--- GIVEN DATA ---

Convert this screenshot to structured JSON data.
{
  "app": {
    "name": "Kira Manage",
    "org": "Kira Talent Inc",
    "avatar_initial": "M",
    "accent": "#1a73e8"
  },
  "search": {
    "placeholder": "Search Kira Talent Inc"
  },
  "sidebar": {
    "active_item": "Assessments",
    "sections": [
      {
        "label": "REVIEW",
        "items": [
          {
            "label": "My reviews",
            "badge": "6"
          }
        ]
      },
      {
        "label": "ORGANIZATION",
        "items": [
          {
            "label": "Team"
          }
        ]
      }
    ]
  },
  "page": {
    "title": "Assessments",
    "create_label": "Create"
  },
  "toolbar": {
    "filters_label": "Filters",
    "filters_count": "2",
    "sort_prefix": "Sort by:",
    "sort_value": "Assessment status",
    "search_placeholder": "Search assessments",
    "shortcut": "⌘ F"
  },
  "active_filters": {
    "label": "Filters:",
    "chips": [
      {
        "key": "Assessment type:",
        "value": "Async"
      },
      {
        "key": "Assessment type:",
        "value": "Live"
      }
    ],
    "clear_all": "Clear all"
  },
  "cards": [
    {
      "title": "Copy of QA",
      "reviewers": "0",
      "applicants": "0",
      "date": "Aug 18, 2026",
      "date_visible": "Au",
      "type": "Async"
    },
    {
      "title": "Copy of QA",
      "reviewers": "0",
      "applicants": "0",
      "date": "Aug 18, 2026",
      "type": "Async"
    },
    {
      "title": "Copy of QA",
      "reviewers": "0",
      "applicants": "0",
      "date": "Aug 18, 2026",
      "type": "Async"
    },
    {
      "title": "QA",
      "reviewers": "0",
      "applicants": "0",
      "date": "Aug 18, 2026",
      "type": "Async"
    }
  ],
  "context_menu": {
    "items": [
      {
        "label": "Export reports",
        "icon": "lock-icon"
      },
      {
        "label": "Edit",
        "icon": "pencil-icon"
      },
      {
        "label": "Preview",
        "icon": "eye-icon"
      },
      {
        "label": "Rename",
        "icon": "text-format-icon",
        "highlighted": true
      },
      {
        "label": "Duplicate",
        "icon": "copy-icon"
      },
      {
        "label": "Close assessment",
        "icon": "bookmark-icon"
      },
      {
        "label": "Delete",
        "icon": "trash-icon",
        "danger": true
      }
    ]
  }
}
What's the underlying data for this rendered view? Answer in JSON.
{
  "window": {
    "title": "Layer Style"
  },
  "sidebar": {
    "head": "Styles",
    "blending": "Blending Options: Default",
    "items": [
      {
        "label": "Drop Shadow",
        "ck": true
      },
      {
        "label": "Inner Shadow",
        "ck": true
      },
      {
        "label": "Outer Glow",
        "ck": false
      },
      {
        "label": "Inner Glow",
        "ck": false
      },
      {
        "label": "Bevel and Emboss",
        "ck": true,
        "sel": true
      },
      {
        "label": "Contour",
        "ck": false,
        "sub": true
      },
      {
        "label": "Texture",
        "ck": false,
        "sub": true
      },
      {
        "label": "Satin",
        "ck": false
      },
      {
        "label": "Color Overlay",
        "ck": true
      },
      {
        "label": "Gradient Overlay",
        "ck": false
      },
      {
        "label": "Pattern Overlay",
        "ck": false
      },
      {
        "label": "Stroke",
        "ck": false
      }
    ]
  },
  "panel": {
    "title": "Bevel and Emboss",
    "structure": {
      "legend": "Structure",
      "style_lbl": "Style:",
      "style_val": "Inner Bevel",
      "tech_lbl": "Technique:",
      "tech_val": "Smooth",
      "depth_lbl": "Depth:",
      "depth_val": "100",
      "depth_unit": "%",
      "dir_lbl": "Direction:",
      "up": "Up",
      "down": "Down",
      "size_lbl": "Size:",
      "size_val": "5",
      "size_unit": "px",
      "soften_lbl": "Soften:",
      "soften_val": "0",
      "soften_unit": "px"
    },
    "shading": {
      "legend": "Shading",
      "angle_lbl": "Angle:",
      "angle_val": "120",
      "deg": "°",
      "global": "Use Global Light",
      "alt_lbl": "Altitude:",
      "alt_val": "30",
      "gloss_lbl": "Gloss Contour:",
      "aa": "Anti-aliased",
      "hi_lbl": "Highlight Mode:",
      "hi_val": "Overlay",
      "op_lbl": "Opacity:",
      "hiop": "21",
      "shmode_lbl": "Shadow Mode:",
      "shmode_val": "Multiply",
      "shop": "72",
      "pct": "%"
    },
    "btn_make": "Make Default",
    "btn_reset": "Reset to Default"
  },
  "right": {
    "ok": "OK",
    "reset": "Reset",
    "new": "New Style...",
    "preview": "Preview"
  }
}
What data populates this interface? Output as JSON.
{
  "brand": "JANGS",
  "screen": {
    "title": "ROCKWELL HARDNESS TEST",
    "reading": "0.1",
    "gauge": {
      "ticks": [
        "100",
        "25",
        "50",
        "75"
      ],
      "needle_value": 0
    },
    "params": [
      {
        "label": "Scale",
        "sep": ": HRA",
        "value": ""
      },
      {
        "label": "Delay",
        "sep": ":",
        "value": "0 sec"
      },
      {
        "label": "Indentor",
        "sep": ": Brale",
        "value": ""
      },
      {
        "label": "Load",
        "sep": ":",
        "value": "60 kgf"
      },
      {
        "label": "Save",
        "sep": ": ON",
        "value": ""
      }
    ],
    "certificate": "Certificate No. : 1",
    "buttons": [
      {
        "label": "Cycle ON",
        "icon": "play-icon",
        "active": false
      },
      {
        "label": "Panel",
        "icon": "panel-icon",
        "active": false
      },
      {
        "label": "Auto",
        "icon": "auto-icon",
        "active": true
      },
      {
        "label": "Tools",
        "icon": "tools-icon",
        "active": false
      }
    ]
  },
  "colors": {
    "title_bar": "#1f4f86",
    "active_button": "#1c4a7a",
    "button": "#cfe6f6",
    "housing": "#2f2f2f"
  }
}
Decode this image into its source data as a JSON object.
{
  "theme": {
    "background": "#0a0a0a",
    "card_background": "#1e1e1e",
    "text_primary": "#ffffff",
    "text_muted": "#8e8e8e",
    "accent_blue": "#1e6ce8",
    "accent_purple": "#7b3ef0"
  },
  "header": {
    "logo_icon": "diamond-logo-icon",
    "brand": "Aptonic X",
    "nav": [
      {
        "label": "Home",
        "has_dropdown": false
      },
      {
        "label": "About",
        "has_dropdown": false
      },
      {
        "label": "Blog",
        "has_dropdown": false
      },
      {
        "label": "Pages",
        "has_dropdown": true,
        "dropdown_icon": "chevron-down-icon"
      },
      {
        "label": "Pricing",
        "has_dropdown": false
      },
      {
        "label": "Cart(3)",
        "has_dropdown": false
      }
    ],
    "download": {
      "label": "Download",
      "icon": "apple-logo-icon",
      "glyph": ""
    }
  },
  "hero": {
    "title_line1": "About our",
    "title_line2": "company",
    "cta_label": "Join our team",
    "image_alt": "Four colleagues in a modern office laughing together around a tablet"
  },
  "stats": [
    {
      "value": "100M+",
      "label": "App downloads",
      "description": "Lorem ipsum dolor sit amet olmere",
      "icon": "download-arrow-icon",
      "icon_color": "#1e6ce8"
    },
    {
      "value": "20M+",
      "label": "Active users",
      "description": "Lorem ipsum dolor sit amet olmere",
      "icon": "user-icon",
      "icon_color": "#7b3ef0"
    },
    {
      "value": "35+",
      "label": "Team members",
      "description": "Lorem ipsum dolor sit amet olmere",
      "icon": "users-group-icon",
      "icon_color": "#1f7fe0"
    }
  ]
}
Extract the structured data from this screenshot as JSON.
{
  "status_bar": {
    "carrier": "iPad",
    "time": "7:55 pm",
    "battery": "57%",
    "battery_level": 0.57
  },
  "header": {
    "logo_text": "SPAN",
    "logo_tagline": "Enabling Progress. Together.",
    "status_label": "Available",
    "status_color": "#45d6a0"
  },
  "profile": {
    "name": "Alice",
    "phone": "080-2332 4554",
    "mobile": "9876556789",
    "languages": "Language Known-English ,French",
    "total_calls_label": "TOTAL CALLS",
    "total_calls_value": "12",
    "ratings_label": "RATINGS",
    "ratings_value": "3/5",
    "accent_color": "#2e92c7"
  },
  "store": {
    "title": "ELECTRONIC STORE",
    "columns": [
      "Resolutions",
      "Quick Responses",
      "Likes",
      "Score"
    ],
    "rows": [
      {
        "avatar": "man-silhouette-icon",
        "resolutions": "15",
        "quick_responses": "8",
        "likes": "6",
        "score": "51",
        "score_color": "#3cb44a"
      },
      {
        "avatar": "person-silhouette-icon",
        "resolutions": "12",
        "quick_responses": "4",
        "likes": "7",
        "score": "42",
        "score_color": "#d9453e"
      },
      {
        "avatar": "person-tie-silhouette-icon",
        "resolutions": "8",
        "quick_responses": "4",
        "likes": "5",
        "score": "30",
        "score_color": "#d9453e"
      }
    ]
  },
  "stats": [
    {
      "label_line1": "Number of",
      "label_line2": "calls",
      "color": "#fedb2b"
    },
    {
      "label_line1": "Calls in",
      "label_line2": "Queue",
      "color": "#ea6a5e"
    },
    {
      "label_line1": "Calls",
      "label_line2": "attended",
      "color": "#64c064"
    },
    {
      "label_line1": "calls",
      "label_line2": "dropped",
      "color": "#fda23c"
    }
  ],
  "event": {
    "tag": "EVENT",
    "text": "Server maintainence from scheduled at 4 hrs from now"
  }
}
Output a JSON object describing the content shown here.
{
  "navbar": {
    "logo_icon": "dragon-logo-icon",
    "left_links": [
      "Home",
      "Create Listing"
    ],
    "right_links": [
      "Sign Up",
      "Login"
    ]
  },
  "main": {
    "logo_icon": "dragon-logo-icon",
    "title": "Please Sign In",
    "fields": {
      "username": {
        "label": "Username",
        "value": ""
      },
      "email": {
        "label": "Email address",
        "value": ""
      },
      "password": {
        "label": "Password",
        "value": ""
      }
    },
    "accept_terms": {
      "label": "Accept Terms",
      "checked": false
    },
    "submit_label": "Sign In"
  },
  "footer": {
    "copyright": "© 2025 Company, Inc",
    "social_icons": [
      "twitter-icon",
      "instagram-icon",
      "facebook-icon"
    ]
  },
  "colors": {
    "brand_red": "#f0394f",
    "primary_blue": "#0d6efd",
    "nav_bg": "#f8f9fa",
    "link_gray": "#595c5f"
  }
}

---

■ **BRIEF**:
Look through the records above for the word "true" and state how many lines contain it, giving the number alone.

■ **SOLUTION TO THIS EXERCISE**:
11